■ **DATA**
»»

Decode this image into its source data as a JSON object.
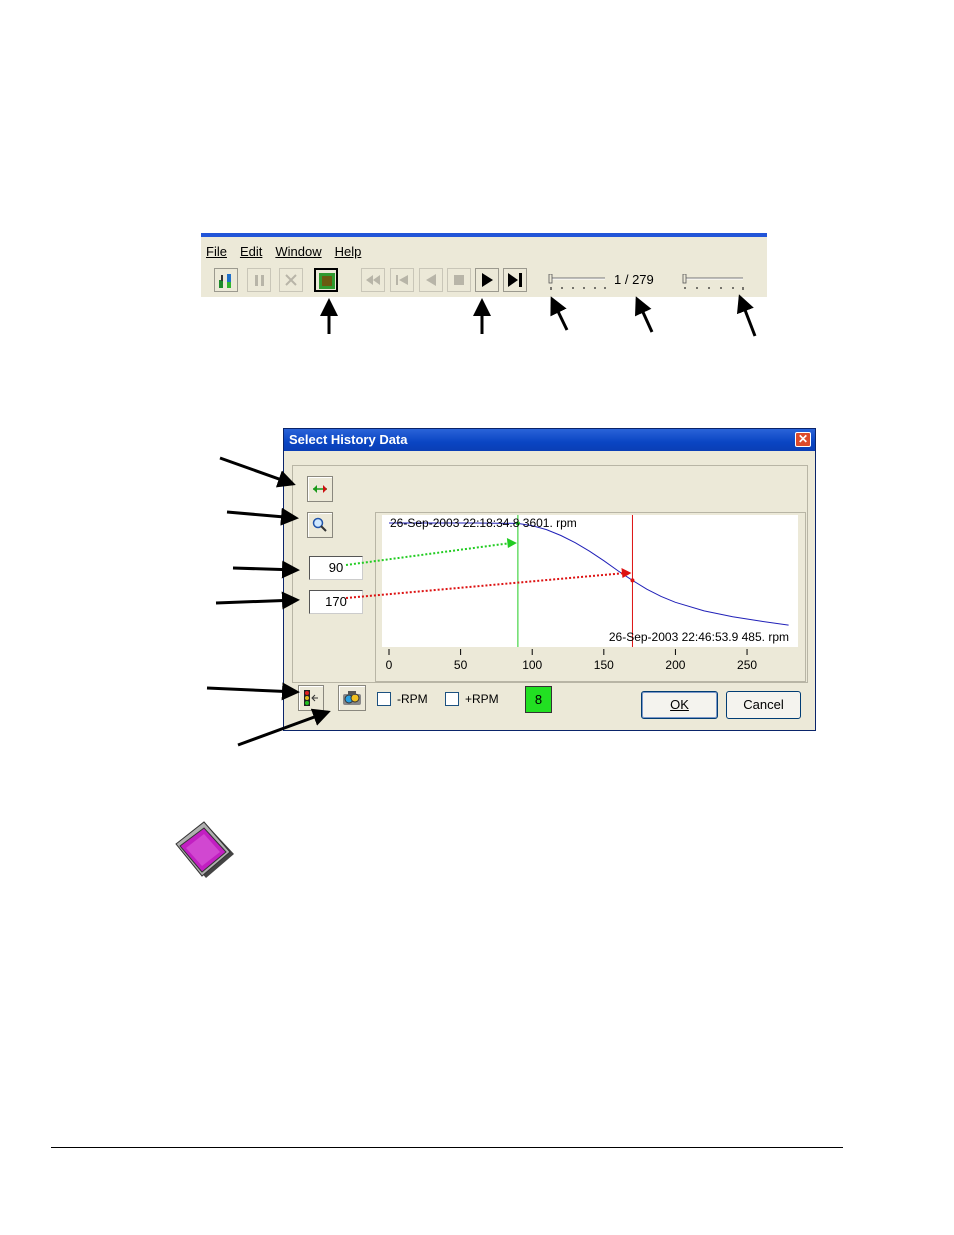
{
  "menu": {
    "file": "File",
    "edit": "Edit",
    "window": "Window",
    "help": "Help"
  },
  "toolbar": {
    "icons": [
      "plot-icon",
      "pause-icon",
      "stop-icon",
      "history-icon",
      "rewind-icon",
      "skip-start-icon",
      "step-back-icon",
      "stop-square-icon",
      "play-icon",
      "skip-end-icon"
    ],
    "counter": "1 / 279"
  },
  "dialog": {
    "title": "Select History Data",
    "start_value": "90",
    "end_value": "170",
    "neg_rpm_label": "-RPM",
    "pos_rpm_label": "+RPM",
    "indicator_value": "8",
    "ok_label": "OK",
    "cancel_label": "Cancel"
  },
  "chart_data": {
    "type": "line",
    "x_ticks": [
      "0",
      "50",
      "100",
      "150",
      "200",
      "250"
    ],
    "xlim": [
      0,
      280
    ],
    "top_label": "26-Sep-2003 22:18:34.8  3601.  rpm",
    "bottom_label": "26-Sep-2003 22:46:53.9  485.  rpm",
    "start_cursor": 90,
    "end_cursor": 170,
    "series": [
      {
        "x": [
          0,
          60,
          90,
          100,
          110,
          120,
          130,
          140,
          150,
          160,
          170,
          180,
          190,
          200,
          220,
          240,
          260,
          279
        ],
        "y": [
          3601,
          3601,
          3590,
          3520,
          3400,
          3220,
          3000,
          2740,
          2450,
          2140,
          1850,
          1580,
          1360,
          1180,
          920,
          740,
          600,
          485
        ]
      }
    ],
    "colors": {
      "line": "#2020b8",
      "start_cursor": "#22cc22",
      "end_cursor": "#dd1111"
    }
  }
}
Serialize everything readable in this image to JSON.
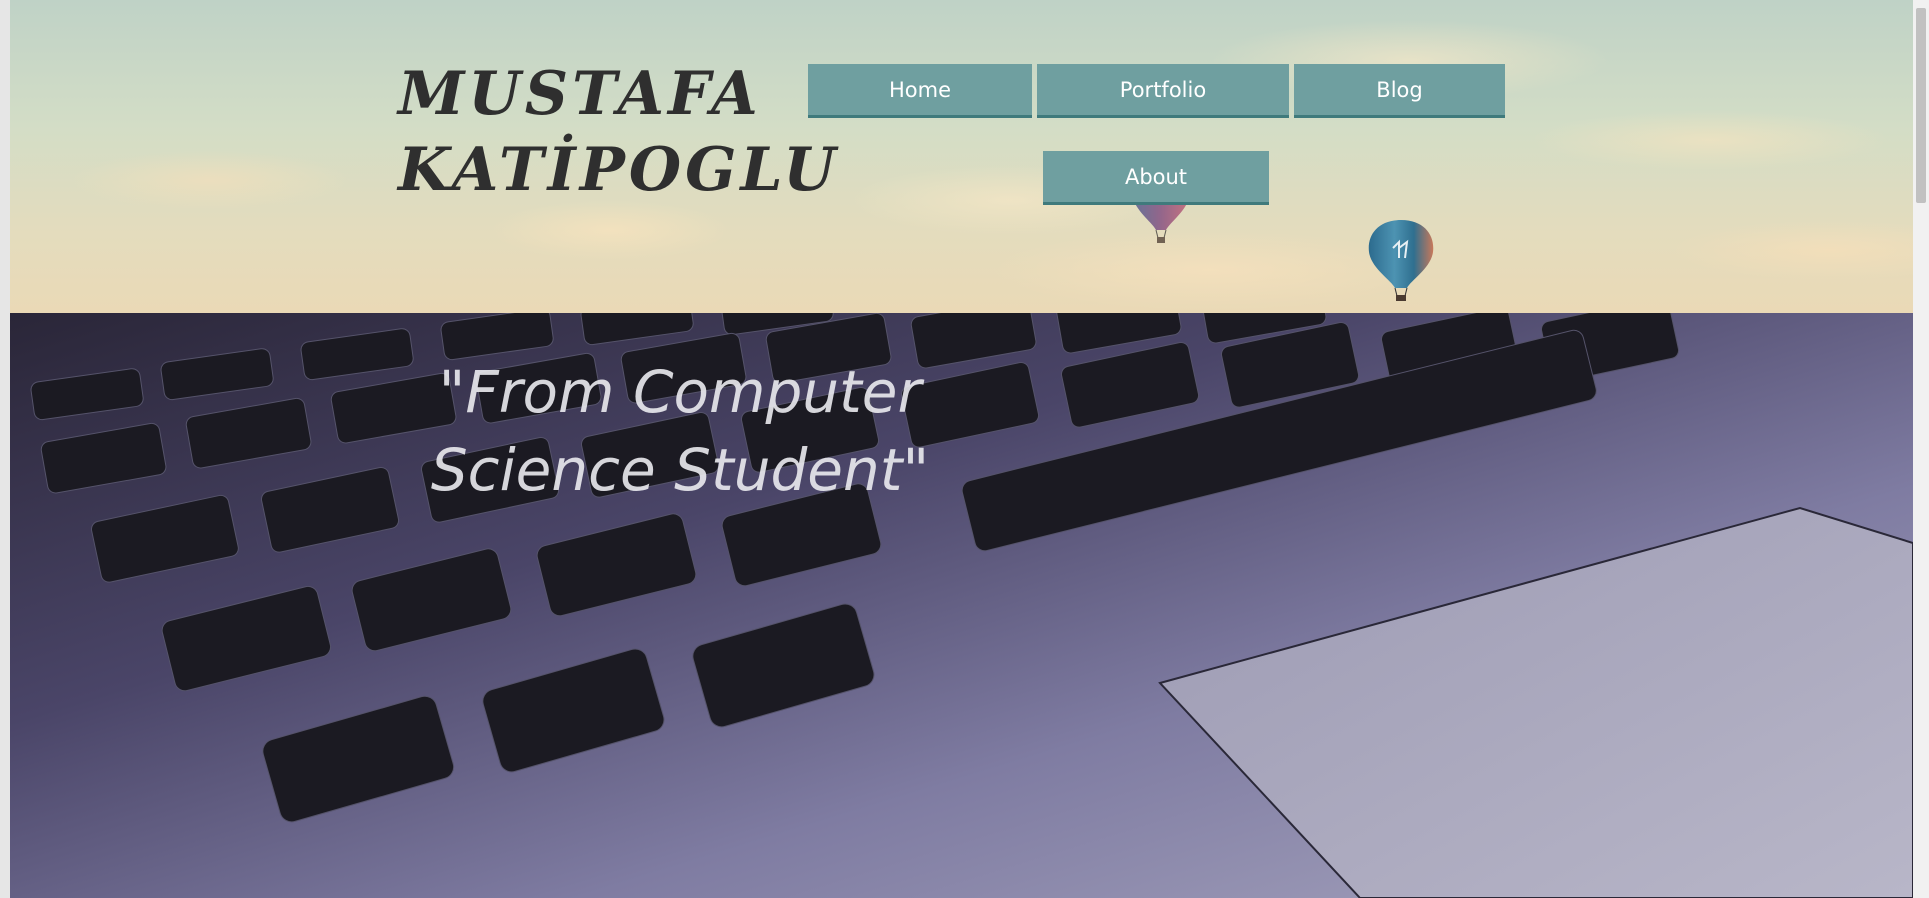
{
  "site": {
    "logo_line1": "MUSTAFA",
    "logo_line2": "KATİPOGLU"
  },
  "nav": {
    "items": [
      {
        "label": "Home"
      },
      {
        "label": "Portfolio"
      },
      {
        "label": "Blog"
      },
      {
        "label": "About"
      }
    ]
  },
  "hero": {
    "quote_line1": "\"From Computer",
    "quote_line2": "Science Student\""
  },
  "colors": {
    "nav_button": "#6f9fa0",
    "nav_border": "#3f7a7c",
    "logo_text": "#2f2f2f"
  }
}
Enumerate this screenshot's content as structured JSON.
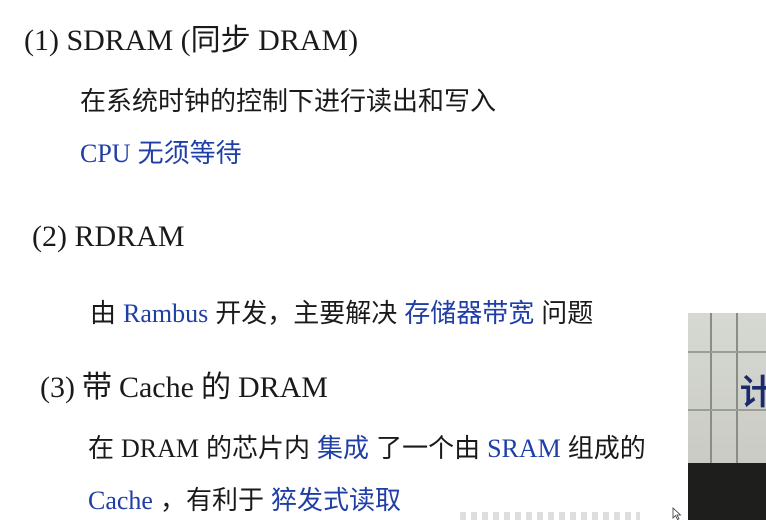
{
  "slide": {
    "l1": {
      "prefix": "(1) SDRAM (",
      "cjk": "同步",
      "suffix": " DRAM)"
    },
    "l2": "在系统时钟的控制下进行读出和写入",
    "l3": {
      "a": "CPU",
      "b": "无须等待"
    },
    "l4": "(2) RDRAM",
    "l5": {
      "a": "由",
      "b": "Rambus",
      "c": "开发，主要解决",
      "d": "存储器带宽",
      "e": "问题"
    },
    "l6": {
      "a": "(3)",
      "b": "带",
      "c": "Cache",
      "d": "的",
      "e": "DRAM"
    },
    "l7": {
      "a": "在",
      "b": "DRAM",
      "c": "的芯片内",
      "d": "集成",
      "e": "了一个由",
      "f": "SRAM",
      "g": "组成的"
    },
    "l8": {
      "a": "Cache",
      "b": "，有利于",
      "c": "猝发式读取"
    }
  },
  "video": {
    "sign_text": "计"
  },
  "colors": {
    "text": "#1a1a1a",
    "accent_blue": "#1f3fa6"
  }
}
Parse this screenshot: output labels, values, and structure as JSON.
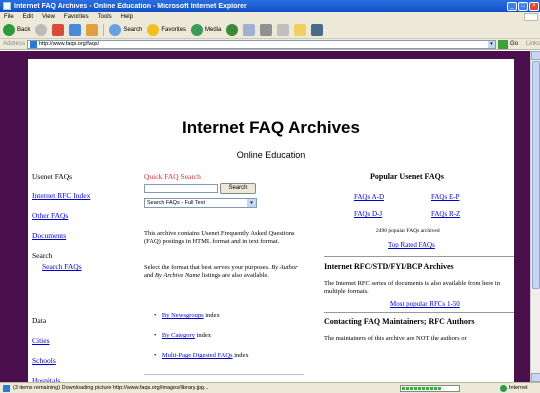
{
  "window": {
    "title": "Internet FAQ Archives - Online Education - Microsoft Internet Explorer"
  },
  "menu": [
    "File",
    "Edit",
    "View",
    "Favorites",
    "Tools",
    "Help"
  ],
  "toolbar": {
    "back": "Back",
    "search": "Search",
    "favorites": "Favorites",
    "media": "Media"
  },
  "address": {
    "label": "Address",
    "url": "http://www.faqs.org/faqs/",
    "go": "Go",
    "links": "Links"
  },
  "page": {
    "title": "Internet FAQ Archives",
    "subtitle": "Online Education"
  },
  "leftnav": {
    "usenet_faqs": "Usenet FAQs",
    "internet_rfc_index": "Internet RFC Index",
    "other_faqs": "Other FAQs",
    "documents": "Documents",
    "search": "Search",
    "search_faqs": "Search FAQs",
    "data": "Data",
    "cities": "Cities",
    "schools": "Schools",
    "hospitals": "Hospitals"
  },
  "middle": {
    "quick_search_label": "Quick FAQ Search",
    "search_button": "Search",
    "search_select": "Search FAQs - Full Text",
    "para1": "This archive contains Usenet Frequently Asked Questions (FAQ) postings in HTML format and in text format.",
    "para2_a": "Select the format that best serves your purposes. ",
    "para2_b": "By Author",
    "para2_c": " and ",
    "para2_d": "By Archive Name",
    "para2_e": " listings are also available.",
    "bullet1_link": "By Newsgroups",
    "bullet1_tail": " index",
    "bullet2_link": "By Category",
    "bullet2_tail": " index",
    "bullet3_link": "Multi-Page Digested FAQs",
    "bullet3_tail": " index"
  },
  "right": {
    "popular_heading": "Popular Usenet FAQs",
    "faqs_ad": "FAQs A-D",
    "faqs_ep": "FAQs E-P",
    "faqs_dj": "FAQs D-J",
    "faqs_rz": "FAQs R-Z",
    "archived_count": "2490 popular FAQs archived",
    "top_rated": "Top Rated FAQs",
    "rfc_heading": "Internet RFC/STD/FYI/BCP Archives",
    "rfc_text": "The Internet RFC series of documents is also available from here in multiple formats.",
    "popular_rfcs": "Most popular RFCs 1-50",
    "contact_heading": "Contacting FAQ Maintainers; RFC Authors",
    "contact_text": "The maintainers of this archive are NOT the authors or"
  },
  "status": {
    "text": "(3 items remaining) Downloading picture http://www.faqs.org/images/library.jpg...",
    "progress": 0.7,
    "zone": "Internet"
  }
}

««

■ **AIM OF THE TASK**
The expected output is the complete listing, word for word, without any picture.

■ **WRITTEN ANSWER**
Decode this image into its source data as a JSON object.
{
  "menu": {
    "file": "File",
    "edit": "Edit",
    "window": "Window",
    "help": "Help"
  },
  "toolbar": {
    "icons": [
      "plot-icon",
      "pause-icon",
      "stop-icon",
      "history-icon",
      "rewind-icon",
      "skip-start-icon",
      "step-back-icon",
      "stop-square-icon",
      "play-icon",
      "skip-end-icon"
    ],
    "counter": "1 / 279"
  },
  "dialog": {
    "title": "Select History Data",
    "start_value": "90",
    "end_value": "170",
    "neg_rpm_label": "-RPM",
    "pos_rpm_label": "+RPM",
    "indicator_value": "8",
    "ok_label": "OK",
    "cancel_label": "Cancel"
  },
  "chart_data": {
    "type": "line",
    "x_ticks": [
      "0",
      "50",
      "100",
      "150",
      "200",
      "250"
    ],
    "xlim": [
      0,
      280
    ],
    "top_label": "26-Sep-2003 22:18:34.8  3601.  rpm",
    "bottom_label": "26-Sep-2003 22:46:53.9  485.  rpm",
    "start_cursor": 90,
    "end_cursor": 170,
    "series": [
      {
        "x": [
          0,
          60,
          90,
          100,
          110,
          120,
          130,
          140,
          150,
          160,
          170,
          180,
          190,
          200,
          220,
          240,
          260,
          279
        ],
        "y": [
          3601,
          3601,
          3590,
          3520,
          3400,
          3220,
          3000,
          2740,
          2450,
          2140,
          1850,
          1580,
          1360,
          1180,
          920,
          740,
          600,
          485
        ]
      }
    ],
    "colors": {
      "line": "#2020b8",
      "start_cursor": "#22cc22",
      "end_cursor": "#dd1111"
    }
  }
}
Serialize everything readable in this image to JSON.
{
  "site": {
    "logo_line1": "MUSTAFA",
    "logo_line2": "KATİPOGLU"
  },
  "nav": {
    "items": [
      {
        "label": "Home"
      },
      {
        "label": "Portfolio"
      },
      {
        "label": "Blog"
      },
      {
        "label": "About"
      }
    ]
  },
  "hero": {
    "quote_line1": "\"From Computer",
    "quote_line2": "Science Student\""
  },
  "colors": {
    "nav_button": "#6f9fa0",
    "nav_border": "#3f7a7c",
    "logo_text": "#2f2f2f"
  }
}
Enumerate this screenshot's content as structured JSON.
{
  "slide": {
    "l1": {
      "prefix": "(1) SDRAM (",
      "cjk": "同步",
      "suffix": " DRAM)"
    },
    "l2": "在系统时钟的控制下进行读出和写入",
    "l3": {
      "a": "CPU",
      "b": "无须等待"
    },
    "l4": "(2) RDRAM",
    "l5": {
      "a": "由",
      "b": "Rambus",
      "c": "开发，主要解决",
      "d": "存储器带宽",
      "e": "问题"
    },
    "l6": {
      "a": "(3)",
      "b": "带",
      "c": "Cache",
      "d": "的",
      "e": "DRAM"
    },
    "l7": {
      "a": "在",
      "b": "DRAM",
      "c": "的芯片内",
      "d": "集成",
      "e": "了一个由",
      "f": "SRAM",
      "g": "组成的"
    },
    "l8": {
      "a": "Cache",
      "b": "，有利于",
      "c": "猝发式读取"
    }
  },
  "video": {
    "sign_text": "计"
  },
  "colors": {
    "text": "#1a1a1a",
    "accent_blue": "#1f3fa6"
  }
}
Parse this screenshot: output labels, values, and structure as JSON.
{
  "window": {
    "title": "Internet FAQ Archives - Online Education - Microsoft Internet Explorer"
  },
  "menu": [
    "File",
    "Edit",
    "View",
    "Favorites",
    "Tools",
    "Help"
  ],
  "toolbar": {
    "back": "Back",
    "search": "Search",
    "favorites": "Favorites",
    "media": "Media"
  },
  "address": {
    "label": "Address",
    "url": "http://www.faqs.org/faqs/",
    "go": "Go",
    "links": "Links"
  },
  "page": {
    "title": "Internet FAQ Archives",
    "subtitle": "Online Education"
  },
  "leftnav": {
    "usenet_faqs": "Usenet FAQs",
    "internet_rfc_index": "Internet RFC Index",
    "other_faqs": "Other FAQs",
    "documents": "Documents",
    "search": "Search",
    "search_faqs": "Search FAQs",
    "data": "Data",
    "cities": "Cities",
    "schools": "Schools",
    "hospitals": "Hospitals"
  },
  "middle": {
    "quick_search_label": "Quick FAQ Search",
    "search_button": "Search",
    "search_select": "Search FAQs - Full Text",
    "para1": "This archive contains Usenet Frequently Asked Questions (FAQ) postings in HTML format and in text format.",
    "para2_a": "Select the format that best serves your purposes. ",
    "para2_b": "By Author",
    "para2_c": " and ",
    "para2_d": "By Archive Name",
    "para2_e": " listings are also available.",
    "bullet1_link": "By Newsgroups",
    "bullet1_tail": " index",
    "bullet2_link": "By Category",
    "bullet2_tail": " index",
    "bullet3_link": "Multi-Page Digested FAQs",
    "bullet3_tail": " index"
  },
  "right": {
    "popular_heading": "Popular Usenet FAQs",
    "faqs_ad": "FAQs A-D",
    "faqs_ep": "FAQs E-P",
    "faqs_dj": "FAQs D-J",
    "faqs_rz": "FAQs R-Z",
    "archived_count": "2490 popular FAQs archived",
    "top_rated": "Top Rated FAQs",
    "rfc_heading": "Internet RFC/STD/FYI/BCP Archives",
    "rfc_text": "The Internet RFC series of documents is also available from here in multiple formats.",
    "popular_rfcs": "Most popular RFCs 1-50",
    "contact_heading": "Contacting FAQ Maintainers; RFC Authors",
    "contact_text": "The maintainers of this archive are NOT the authors or"
  },
  "status": {
    "text": "(3 items remaining) Downloading picture http://www.faqs.org/images/library.jpg...",
    "progress": 0.7,
    "zone": "Internet"
  }
}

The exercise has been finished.